[EXERCISE AIM] Each line of the listing where "terminated" appears should be reported.

++++

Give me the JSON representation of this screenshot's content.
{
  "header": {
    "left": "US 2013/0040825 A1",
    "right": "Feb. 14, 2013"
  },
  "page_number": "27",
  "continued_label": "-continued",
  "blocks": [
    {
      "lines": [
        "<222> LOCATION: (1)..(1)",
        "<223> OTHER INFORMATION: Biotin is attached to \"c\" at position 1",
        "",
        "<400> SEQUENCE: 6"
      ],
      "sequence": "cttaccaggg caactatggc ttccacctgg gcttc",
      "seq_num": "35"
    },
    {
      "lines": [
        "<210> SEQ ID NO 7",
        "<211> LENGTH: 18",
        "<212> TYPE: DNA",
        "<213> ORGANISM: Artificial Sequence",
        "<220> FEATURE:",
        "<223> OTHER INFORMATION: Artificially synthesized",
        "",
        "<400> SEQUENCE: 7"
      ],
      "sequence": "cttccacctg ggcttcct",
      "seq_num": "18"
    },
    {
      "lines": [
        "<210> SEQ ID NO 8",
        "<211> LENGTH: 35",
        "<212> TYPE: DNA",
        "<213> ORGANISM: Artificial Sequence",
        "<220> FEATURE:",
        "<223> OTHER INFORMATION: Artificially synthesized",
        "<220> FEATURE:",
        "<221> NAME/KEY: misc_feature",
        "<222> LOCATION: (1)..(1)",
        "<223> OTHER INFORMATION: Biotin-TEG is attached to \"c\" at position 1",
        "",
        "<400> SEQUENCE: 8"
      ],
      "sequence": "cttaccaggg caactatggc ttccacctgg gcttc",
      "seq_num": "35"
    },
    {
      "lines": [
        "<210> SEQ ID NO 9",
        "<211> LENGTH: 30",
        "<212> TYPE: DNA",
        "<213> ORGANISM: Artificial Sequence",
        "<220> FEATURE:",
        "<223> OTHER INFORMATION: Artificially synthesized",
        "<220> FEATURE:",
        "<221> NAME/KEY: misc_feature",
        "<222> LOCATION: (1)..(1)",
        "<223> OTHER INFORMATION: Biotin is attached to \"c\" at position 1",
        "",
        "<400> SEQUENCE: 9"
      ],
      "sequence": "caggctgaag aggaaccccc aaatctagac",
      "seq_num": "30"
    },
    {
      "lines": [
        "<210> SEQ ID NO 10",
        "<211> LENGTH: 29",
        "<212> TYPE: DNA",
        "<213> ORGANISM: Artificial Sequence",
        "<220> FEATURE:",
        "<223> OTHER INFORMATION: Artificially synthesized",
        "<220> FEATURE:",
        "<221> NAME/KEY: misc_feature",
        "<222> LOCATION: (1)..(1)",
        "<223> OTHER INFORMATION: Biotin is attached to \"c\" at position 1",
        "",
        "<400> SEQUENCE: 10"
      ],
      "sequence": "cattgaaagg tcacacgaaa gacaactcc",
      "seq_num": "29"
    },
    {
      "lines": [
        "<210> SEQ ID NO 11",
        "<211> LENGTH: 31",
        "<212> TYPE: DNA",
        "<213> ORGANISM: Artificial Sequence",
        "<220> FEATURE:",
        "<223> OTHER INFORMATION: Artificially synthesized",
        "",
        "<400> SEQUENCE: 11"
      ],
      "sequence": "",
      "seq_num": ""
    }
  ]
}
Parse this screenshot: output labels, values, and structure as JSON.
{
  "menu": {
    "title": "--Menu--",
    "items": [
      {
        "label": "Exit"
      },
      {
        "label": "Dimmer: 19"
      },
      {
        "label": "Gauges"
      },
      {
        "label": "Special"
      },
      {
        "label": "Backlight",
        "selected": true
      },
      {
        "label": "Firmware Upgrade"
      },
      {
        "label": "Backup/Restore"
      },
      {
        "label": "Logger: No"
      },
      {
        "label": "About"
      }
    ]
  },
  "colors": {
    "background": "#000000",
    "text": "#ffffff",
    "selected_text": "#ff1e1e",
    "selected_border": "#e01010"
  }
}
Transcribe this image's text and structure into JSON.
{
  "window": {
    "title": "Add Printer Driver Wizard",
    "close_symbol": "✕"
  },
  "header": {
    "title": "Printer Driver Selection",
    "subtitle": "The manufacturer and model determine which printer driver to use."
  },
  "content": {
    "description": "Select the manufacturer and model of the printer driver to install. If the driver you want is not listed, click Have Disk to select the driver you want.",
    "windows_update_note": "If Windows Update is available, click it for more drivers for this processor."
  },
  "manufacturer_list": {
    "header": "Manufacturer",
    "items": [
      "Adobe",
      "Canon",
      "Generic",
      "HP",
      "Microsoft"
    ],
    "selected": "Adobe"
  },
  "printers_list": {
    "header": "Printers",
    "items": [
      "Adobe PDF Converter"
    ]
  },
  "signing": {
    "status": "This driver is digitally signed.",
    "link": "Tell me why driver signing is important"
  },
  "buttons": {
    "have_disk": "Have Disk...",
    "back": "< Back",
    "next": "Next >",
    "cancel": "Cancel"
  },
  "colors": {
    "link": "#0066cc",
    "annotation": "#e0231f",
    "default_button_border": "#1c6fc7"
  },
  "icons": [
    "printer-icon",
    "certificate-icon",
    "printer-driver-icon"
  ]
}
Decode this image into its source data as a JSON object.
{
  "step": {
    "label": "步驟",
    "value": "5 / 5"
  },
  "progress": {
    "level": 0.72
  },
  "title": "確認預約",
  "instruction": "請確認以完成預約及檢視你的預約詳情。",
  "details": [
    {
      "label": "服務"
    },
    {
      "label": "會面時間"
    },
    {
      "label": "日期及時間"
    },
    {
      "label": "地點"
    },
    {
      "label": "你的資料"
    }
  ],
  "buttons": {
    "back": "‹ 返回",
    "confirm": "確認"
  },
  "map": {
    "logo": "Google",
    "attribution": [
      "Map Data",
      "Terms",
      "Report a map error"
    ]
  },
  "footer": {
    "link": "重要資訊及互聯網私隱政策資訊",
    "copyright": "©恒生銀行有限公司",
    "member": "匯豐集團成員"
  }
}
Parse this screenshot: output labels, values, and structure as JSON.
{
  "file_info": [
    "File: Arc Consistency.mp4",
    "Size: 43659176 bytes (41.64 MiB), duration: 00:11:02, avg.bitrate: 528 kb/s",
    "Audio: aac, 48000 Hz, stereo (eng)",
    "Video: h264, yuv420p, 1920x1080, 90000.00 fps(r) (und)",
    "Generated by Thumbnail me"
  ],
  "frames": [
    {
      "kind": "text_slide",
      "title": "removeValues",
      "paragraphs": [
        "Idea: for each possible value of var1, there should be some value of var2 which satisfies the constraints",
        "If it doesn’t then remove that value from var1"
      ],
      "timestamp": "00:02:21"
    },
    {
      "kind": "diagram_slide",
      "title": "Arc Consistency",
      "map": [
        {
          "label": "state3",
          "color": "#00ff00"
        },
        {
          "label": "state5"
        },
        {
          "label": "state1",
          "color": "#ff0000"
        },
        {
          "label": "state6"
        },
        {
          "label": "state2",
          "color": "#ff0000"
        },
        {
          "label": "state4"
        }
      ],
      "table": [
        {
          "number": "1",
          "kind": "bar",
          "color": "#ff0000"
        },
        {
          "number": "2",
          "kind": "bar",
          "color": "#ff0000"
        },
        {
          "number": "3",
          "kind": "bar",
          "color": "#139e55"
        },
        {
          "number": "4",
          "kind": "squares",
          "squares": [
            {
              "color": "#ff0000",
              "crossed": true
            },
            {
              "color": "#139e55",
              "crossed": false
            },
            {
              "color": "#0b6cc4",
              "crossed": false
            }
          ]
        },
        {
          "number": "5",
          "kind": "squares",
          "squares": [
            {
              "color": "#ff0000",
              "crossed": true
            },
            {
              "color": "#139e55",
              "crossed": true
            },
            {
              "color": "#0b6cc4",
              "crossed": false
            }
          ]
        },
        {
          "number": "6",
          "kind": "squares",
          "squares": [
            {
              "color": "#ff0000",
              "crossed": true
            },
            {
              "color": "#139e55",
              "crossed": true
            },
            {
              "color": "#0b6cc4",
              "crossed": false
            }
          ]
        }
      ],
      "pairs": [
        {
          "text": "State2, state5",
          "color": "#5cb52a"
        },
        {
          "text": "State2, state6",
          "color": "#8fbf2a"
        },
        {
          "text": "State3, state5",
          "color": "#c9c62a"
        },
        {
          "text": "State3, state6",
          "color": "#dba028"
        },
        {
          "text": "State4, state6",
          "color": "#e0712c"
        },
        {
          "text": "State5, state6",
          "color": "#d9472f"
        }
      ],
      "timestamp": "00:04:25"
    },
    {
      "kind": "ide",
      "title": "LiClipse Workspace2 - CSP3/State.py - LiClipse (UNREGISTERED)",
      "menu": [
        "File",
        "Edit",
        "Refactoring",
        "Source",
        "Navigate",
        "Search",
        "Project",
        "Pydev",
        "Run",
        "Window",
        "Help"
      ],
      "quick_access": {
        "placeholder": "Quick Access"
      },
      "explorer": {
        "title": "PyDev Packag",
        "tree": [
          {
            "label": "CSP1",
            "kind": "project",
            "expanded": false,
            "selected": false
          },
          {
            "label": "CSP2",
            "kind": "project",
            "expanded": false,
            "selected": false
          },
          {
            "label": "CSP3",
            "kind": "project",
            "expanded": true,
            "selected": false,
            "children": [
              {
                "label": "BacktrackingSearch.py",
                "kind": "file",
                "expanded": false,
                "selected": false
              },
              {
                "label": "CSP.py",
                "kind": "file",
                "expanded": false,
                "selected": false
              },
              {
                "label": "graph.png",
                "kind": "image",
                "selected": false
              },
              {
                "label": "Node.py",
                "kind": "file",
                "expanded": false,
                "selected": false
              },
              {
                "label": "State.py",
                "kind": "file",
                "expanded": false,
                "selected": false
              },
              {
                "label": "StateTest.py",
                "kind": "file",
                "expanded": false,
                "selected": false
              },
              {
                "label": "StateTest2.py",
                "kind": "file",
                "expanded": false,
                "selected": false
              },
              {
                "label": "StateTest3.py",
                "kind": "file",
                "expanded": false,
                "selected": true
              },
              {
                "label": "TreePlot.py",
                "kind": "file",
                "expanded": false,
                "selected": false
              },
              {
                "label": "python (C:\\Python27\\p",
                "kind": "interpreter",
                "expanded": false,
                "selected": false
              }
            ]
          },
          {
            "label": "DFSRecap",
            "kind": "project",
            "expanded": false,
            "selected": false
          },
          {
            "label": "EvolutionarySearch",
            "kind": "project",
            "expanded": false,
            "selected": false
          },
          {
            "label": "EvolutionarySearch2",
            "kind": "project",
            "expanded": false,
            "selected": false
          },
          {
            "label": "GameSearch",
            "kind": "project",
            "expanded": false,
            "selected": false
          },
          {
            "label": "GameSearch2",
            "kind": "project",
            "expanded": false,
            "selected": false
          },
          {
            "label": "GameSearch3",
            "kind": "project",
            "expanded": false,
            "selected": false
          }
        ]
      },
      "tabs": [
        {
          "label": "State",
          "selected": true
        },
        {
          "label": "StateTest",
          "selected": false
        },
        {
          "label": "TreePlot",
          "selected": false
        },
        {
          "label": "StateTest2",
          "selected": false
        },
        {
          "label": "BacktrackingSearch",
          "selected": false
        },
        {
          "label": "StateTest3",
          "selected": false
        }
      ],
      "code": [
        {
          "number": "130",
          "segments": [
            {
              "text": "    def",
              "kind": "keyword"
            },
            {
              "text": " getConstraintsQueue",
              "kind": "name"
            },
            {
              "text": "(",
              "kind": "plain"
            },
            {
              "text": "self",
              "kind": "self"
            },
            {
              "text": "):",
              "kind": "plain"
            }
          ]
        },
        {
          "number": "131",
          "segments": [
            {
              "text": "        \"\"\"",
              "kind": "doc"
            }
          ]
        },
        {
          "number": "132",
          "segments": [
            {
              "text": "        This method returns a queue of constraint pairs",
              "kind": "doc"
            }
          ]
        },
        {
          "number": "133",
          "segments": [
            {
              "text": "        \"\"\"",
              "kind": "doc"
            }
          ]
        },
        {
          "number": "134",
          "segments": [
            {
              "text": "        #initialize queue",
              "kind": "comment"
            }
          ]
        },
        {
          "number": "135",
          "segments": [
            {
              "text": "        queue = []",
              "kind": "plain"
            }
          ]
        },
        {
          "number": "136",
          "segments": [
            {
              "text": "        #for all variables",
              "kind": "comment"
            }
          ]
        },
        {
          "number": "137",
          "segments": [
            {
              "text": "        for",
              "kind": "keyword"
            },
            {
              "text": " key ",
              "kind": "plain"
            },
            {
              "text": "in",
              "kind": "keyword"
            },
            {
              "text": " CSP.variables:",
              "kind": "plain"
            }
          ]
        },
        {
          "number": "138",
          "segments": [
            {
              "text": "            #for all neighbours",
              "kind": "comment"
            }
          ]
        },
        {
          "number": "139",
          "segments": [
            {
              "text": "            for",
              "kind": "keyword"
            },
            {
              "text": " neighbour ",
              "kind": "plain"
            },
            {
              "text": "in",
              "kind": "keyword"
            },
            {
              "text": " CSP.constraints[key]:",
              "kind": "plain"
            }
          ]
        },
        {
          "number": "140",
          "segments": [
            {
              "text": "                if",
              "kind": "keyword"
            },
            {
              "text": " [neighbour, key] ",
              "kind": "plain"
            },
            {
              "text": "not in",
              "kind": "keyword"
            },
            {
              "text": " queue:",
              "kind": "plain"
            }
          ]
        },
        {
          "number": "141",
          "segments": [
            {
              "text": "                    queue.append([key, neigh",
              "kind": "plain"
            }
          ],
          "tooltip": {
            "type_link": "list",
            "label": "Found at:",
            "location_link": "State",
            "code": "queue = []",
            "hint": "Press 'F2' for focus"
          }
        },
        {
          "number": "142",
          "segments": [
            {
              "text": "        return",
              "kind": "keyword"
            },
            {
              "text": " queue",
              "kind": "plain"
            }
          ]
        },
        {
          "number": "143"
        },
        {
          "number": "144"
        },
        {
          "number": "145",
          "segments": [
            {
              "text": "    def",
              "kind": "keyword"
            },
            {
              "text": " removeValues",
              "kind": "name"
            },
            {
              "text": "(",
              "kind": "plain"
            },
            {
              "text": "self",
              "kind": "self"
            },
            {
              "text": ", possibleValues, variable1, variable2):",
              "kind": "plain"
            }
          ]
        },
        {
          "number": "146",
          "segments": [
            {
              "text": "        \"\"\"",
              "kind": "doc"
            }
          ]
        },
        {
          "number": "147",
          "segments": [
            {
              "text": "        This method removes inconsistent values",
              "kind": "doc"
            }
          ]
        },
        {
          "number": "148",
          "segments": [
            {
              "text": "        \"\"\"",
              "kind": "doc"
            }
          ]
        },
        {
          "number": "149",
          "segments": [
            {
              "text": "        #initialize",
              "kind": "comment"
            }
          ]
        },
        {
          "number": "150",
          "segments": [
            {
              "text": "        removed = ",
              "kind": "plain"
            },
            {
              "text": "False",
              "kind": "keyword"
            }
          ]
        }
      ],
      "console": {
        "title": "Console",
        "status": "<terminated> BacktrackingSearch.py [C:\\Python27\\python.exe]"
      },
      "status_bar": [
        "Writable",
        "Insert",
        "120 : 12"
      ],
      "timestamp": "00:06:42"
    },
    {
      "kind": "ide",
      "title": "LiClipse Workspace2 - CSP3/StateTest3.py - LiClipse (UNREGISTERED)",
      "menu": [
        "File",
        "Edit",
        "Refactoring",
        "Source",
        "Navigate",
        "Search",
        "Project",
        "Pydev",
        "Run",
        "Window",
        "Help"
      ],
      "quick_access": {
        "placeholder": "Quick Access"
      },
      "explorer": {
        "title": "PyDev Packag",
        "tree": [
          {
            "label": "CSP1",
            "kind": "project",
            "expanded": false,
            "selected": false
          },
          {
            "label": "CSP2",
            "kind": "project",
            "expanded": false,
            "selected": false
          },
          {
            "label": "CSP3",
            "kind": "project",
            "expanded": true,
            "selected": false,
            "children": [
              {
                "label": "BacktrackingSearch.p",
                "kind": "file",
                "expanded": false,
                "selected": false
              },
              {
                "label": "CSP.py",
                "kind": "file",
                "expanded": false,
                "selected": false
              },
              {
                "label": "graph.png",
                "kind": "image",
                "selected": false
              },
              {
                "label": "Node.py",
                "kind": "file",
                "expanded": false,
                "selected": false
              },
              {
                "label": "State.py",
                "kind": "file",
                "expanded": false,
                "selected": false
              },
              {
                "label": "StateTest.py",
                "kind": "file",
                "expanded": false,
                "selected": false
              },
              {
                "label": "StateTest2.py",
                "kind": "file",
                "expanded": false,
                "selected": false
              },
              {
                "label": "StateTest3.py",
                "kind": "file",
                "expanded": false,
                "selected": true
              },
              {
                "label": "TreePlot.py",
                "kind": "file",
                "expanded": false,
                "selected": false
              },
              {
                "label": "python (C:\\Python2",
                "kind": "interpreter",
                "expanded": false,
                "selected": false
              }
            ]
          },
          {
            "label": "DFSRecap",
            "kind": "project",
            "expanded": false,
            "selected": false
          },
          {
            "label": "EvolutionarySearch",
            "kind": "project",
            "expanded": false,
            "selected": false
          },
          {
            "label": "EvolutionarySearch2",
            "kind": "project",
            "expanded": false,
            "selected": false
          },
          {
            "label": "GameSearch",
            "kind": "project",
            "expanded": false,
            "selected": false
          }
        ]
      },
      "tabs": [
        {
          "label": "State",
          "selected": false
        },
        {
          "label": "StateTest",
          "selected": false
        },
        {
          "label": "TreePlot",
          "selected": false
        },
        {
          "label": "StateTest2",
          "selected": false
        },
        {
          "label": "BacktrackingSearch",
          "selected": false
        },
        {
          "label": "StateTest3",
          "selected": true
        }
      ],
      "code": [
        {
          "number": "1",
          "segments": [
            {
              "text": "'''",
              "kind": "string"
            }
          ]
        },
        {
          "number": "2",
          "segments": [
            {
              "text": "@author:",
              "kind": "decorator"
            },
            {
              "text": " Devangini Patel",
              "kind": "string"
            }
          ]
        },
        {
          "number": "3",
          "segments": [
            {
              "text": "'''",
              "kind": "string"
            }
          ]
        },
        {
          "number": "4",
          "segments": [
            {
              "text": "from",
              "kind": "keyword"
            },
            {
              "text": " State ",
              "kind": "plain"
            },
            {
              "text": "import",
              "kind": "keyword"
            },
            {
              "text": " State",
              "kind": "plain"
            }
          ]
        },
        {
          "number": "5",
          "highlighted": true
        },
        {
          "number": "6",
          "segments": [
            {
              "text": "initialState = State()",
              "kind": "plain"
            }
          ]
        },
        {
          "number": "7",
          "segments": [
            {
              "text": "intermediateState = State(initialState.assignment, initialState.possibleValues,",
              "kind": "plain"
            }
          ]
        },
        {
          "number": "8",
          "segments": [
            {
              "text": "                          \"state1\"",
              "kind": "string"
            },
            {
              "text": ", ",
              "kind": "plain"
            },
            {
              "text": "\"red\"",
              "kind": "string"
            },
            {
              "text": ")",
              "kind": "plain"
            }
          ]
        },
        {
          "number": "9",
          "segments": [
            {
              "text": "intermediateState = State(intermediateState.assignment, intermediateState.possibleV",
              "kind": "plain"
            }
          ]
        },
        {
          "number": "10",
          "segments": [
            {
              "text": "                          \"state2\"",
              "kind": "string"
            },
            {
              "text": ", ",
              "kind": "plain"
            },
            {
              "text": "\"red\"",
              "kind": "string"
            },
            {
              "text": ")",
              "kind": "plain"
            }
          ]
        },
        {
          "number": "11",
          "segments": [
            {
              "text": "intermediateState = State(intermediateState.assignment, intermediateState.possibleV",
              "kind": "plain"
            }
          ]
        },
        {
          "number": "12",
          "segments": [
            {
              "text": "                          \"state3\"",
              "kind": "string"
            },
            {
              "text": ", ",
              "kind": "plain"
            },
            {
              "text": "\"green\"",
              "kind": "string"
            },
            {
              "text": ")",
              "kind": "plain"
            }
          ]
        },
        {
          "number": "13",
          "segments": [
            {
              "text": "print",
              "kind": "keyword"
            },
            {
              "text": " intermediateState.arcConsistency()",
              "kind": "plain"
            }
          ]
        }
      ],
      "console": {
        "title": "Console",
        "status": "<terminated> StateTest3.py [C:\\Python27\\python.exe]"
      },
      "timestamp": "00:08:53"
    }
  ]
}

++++

[RESPONSE]
        "status": "<terminated> BacktrackingSearch.py [C:\\Python27\\python.exe]"
        "status": "<terminated> StateTest3.py [C:\\Python27\\python.exe]"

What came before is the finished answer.